The government has decided to transfer to the private sector the management of the 150 casual employees who were working for its regional cheque printing facilities. These 150 people, who hold precarious jobs, will now have to decide whether to accept a 40 per cent salary cut or stay home.

Given that, in a release dated August 2, the President of the Treasury Board stated that he wanted to act responsibly and in a spirit of fairness regarding the cuts affecting government employees, what does he intend to do to correct such an unfair situation?

Federal Public Service
Oral Question Period

2:35 p.m.

Hull—Aylmer
Québec

Liberal

Marcel Massé President of the Treasury Board and Minister responsible for Infrastructure

Mr. Speaker, I will have to look into the facts of the situation to which the hon. member is referring. I am not aware of that situation right now.

However, I can assure the hon. member that, in the public service, we have put in place the necessary systems and procedures to make sure government employees are treated properly. Whenever transfers have been made from the public to the private sector, we have strived to respect the rights of all our employees and to treat these employees fairly.

Federal Public Service
Oral Question Period

2:35 p.m.

Bloc

Richard Bélisle La Prairie, QC

Mr. Speaker, the minister says he will look into the facts, but how can he claim to care about the fate of these former public servants, who used to earn $11 per hour and who, because of the minister's agreements with companies such as Drake International, will only get $9 per

hour in Ottawa and $7 per hour in Quebec City, for exactly the same work? Why such an injustice?

Federal Public Service
Oral Question Period

2:40 p.m.

Hull—Aylmer
Québec

Liberal

Marcel Massé President of the Treasury Board and Minister responsible for Infrastructure

Mr. Speaker, again, I ask the hon. member to send me the facts of the case he is referring to, so that I can look into the matter, because I am not aware of this case. I will then be pleased to provide him with a reply.

Justice
Oral Question Period

March 10th, 1997 / 2:40 p.m.

Reform

Jack Ramsay Crowfoot, AB

Mr. Speaker, tomorrow in Vancouver hearings begin into Clifford Olson's application for early release. This man brutally murdered 11 Canadian children.

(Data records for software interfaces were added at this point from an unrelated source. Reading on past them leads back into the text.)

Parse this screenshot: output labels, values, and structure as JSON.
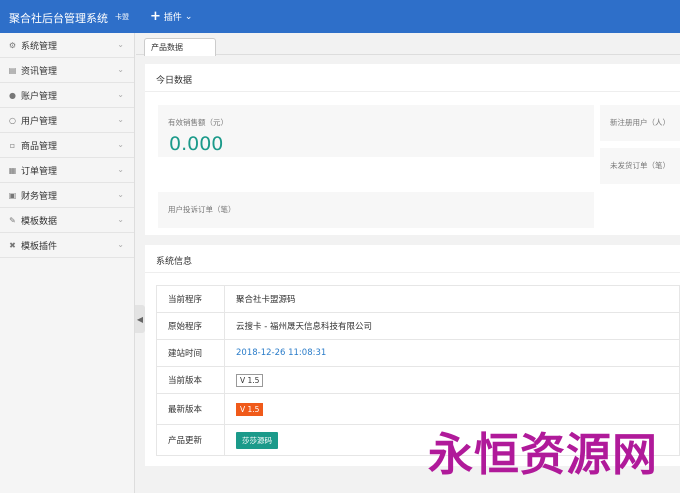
{
  "header": {
    "brand": "聚合社后台管理系统",
    "brand_tag": "卡盟",
    "plugin_menu": "插件"
  },
  "sidebar": {
    "items": [
      {
        "label": "系统管理",
        "icon": "gear-icon"
      },
      {
        "label": "资讯管理",
        "icon": "news-icon"
      },
      {
        "label": "账户管理",
        "icon": "user-icon"
      },
      {
        "label": "用户管理",
        "icon": "users-icon"
      },
      {
        "label": "商品管理",
        "icon": "cart-icon"
      },
      {
        "label": "订单管理",
        "icon": "order-icon"
      },
      {
        "label": "财务管理",
        "icon": "finance-icon"
      },
      {
        "label": "模板数据",
        "icon": "edit-icon"
      },
      {
        "label": "模板插件",
        "icon": "plugin-icon"
      }
    ]
  },
  "tabs": [
    {
      "label": "产品数据"
    }
  ],
  "today": {
    "title": "今日数据",
    "sales_label": "有效销售额（元）",
    "sales_value": "0.000",
    "new_users_label": "新注册用户（人）",
    "unshipped_label": "未发货订单（笔）",
    "complaints_label": "用户投诉订单（笔）"
  },
  "system": {
    "title": "系统信息",
    "rows": [
      {
        "key": "当前程序",
        "value": "聚合社卡盟源码"
      },
      {
        "key": "原始程序",
        "value": "云搜卡 - 福州晟天信息科技有限公司"
      },
      {
        "key": "建站时间",
        "value": "2018-12-26 11:08:31"
      },
      {
        "key": "当前版本",
        "value": "V 1.5"
      },
      {
        "key": "最新版本",
        "value": "V 1.5"
      },
      {
        "key": "产品更新",
        "value": "莎莎源码"
      }
    ]
  },
  "watermark": "永恒资源网",
  "colors": {
    "header_bg": "#2e6fc9",
    "accent_teal": "#1b9a8a",
    "badge_orange": "#f05a1a"
  }
}
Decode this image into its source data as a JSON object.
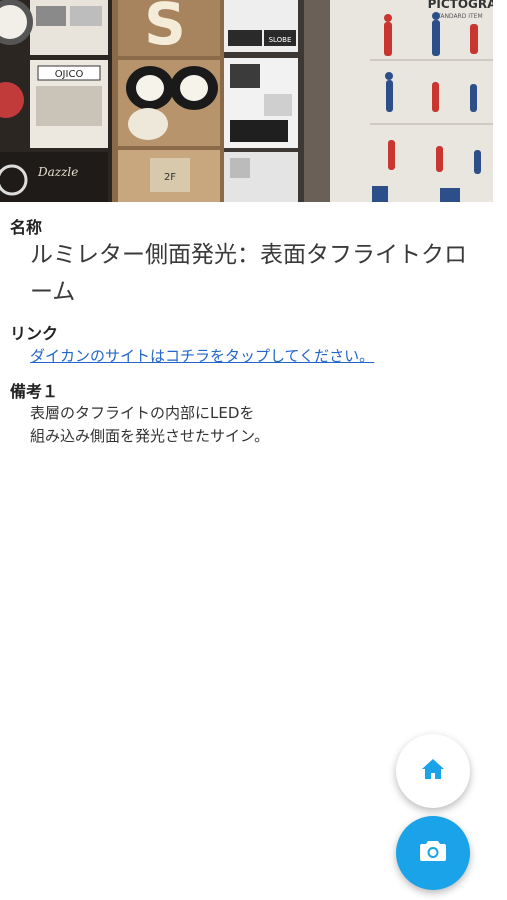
{
  "detail": {
    "name_label": "名称",
    "name_value": "ルミレター側面発光：表面タフライトクローム",
    "link_label": "リンク",
    "link_text": "ダイカンのサイトはコチラをタップしてください。",
    "note_label": "備考１",
    "note_line1": "表層のタフライトの内部にLEDを",
    "note_line2": "組み込み側面を発光させたサイン。"
  },
  "photo": {
    "sign_texts": [
      "OJICO",
      "PICTOGRA",
      "STANDARD ITEM",
      "Dazzle",
      "2F",
      "SLOBE"
    ]
  },
  "fabs": {
    "home_icon": "home-icon",
    "camera_icon": "camera-icon"
  },
  "colors": {
    "link": "#2266cc",
    "camera_fab": "#1aa3e8",
    "home_icon": "#1aa3e8"
  }
}
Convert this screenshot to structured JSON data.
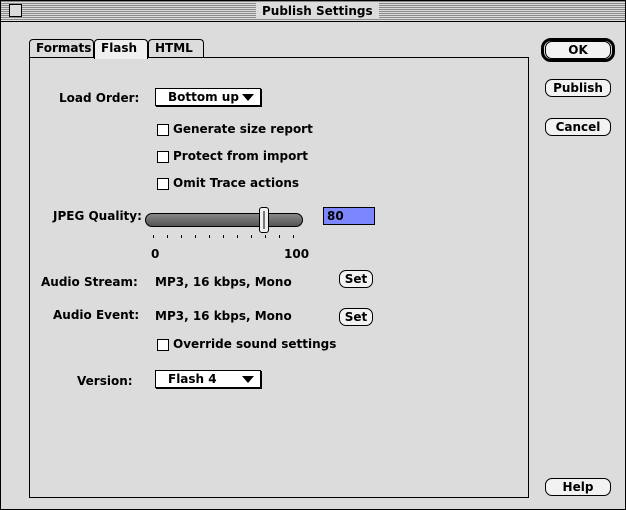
{
  "window": {
    "title": "Publish Settings"
  },
  "tabs": [
    {
      "label": "Formats"
    },
    {
      "label": "Flash"
    },
    {
      "label": "HTML"
    }
  ],
  "form": {
    "load_order": {
      "label": "Load Order:",
      "value": "Bottom up"
    },
    "options": {
      "generate_size_report": {
        "label": "Generate size report",
        "checked": false
      },
      "protect_from_import": {
        "label": "Protect from import",
        "checked": false
      },
      "omit_trace_actions": {
        "label": "Omit Trace actions",
        "checked": false
      }
    },
    "jpeg_quality": {
      "label": "JPEG Quality:",
      "value": "80",
      "min_label": "0",
      "max_label": "100",
      "value_number": 80
    },
    "audio_stream": {
      "label": "Audio Stream:",
      "value": "MP3, 16 kbps, Mono",
      "set_label": "Set"
    },
    "audio_event": {
      "label": "Audio Event:",
      "value": "MP3, 16 kbps, Mono",
      "set_label": "Set"
    },
    "override_sound": {
      "label": "Override sound settings",
      "checked": false
    },
    "version": {
      "label": "Version:",
      "value": "Flash 4"
    }
  },
  "buttons": {
    "ok": "OK",
    "publish": "Publish",
    "cancel": "Cancel",
    "help": "Help"
  }
}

Will the minister who is responsible for letting this hearing take place take action to ensure in the future that families of murder victims will not have to relive their pain and agony over and over again?

Justice
Oral Question Period

2:40 p.m.

The Speaker

Today we are debating this very motion. I thought perhaps the member would ask a more general question. However it deals directly with what we are discussing today, that is section 745.

If the member can rephrase the question so that it is acceptable, I will permit it.